thoughts and asks them which iseasier to do, to say ‘Your sins are forgiven’ or ‘Get up and walk’. He then demonstrates his
authority by healing the paralytic, and the crowd gives praise to God.
It is after this that Matthew leaves his job as a tax collector to become one of Jesus’ disciples. They are all eating at
Matthew’s house where other tax collectors and sinners join them. This is seen by the Pharisees who question Jesus’
disciples, asking why their teacher mixes with these people who are not normally acceptable to Jews. On hearing this,
Jesus admonishes them saying that he desires mercy, not sacrifice, and tells them to go and learn from scripture what he
means by this. He also tells them that he has come to call sinners, not the righteous.
Later, John the Baptist’s disciples come to ask Jesus why his disciples do not fast like them and the Pharisees. Jesus
responds using a parable concerning old and new garments and wineskins, a covert criticism of the self-righteousness of
the Pharisees. (His ways do not fit their ways.)
At that time, a ruler comes and kneels before Jesus, asking him to come and lay hands on his daughter who had just died.
Jesus agrees, and as he and his disciples are on their way to the ruler’s house, a woman, who has been suffering from
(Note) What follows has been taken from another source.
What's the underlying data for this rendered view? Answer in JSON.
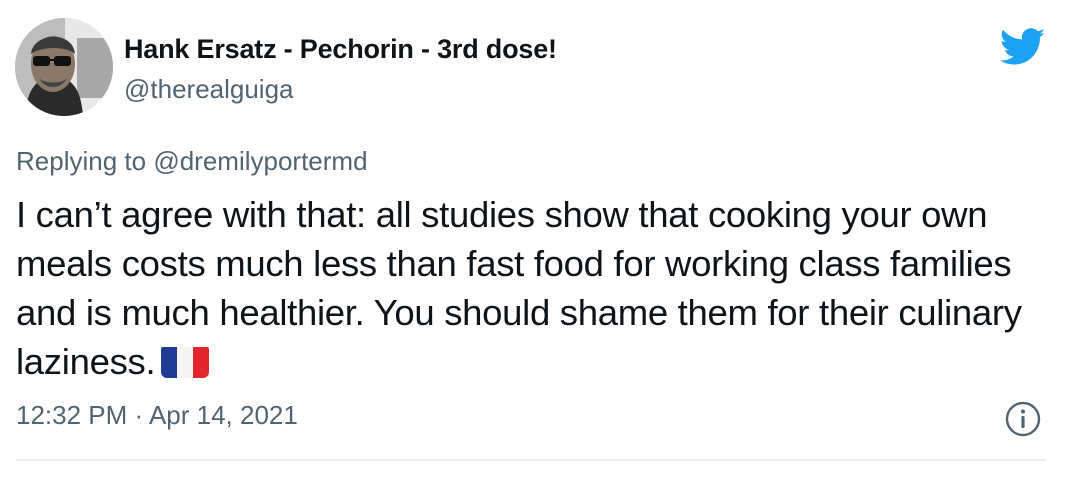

bleeding for twelve years, touches Jesus’ cloak and is immediately healed. They then go on to the ruler’s house where
Jesus raises his daughter back to life. After this, two blind men’s sight is restored by Jesus, and later, a demon possessed
mute is healed and is able to speak again. It is at this point the Pharisees claim that Jesus is driving out demons with the
authority of the Devil.
30-Day Reading Plan
This is a 30-day reading plan based on an average of 15 minutes per session - a total read time of 7½ hours.
The actual read times vary from 12 to 20 minutes to accommodate for practical read session end points. If the reading
times don’t suit you, then simply go at your own pace and note where you finished.
Please select your reading day below
New Testament History Books -
Old Testament History Books -
New Testament Epistles -
The Prophets -
The Poetry Books -